Look through the entries. Copy each line that has the word "this".

PROVIDED RECORDS:
________________________________________

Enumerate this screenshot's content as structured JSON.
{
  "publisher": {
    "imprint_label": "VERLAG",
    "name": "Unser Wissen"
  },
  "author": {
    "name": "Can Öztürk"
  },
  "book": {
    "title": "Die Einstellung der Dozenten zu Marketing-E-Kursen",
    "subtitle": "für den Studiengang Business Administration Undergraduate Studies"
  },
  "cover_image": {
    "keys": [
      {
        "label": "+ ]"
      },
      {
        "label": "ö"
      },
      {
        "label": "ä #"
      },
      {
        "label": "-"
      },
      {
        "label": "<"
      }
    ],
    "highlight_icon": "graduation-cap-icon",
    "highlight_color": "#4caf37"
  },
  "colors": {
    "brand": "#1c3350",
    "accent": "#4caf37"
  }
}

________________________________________

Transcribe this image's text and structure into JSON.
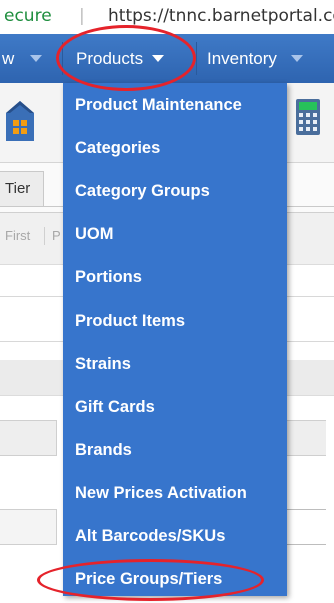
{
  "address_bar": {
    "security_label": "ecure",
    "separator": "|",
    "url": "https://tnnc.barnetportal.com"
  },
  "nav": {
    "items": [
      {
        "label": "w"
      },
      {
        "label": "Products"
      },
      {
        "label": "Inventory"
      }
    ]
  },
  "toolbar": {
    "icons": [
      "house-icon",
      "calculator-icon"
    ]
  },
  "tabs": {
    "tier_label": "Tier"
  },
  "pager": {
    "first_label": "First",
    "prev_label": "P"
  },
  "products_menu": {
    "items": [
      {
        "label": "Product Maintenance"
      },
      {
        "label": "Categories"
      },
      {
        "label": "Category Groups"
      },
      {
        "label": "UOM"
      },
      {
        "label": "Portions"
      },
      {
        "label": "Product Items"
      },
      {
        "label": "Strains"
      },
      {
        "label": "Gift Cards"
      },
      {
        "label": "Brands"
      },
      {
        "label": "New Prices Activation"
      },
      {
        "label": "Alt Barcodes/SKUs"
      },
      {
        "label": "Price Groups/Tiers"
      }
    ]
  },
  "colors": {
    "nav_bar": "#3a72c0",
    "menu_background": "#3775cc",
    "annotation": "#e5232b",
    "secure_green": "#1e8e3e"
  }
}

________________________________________

THE COMPLETED TASK:
Enumerate this screenshot's content as structured JSON.
Transcribe this image's text and structure into JSON.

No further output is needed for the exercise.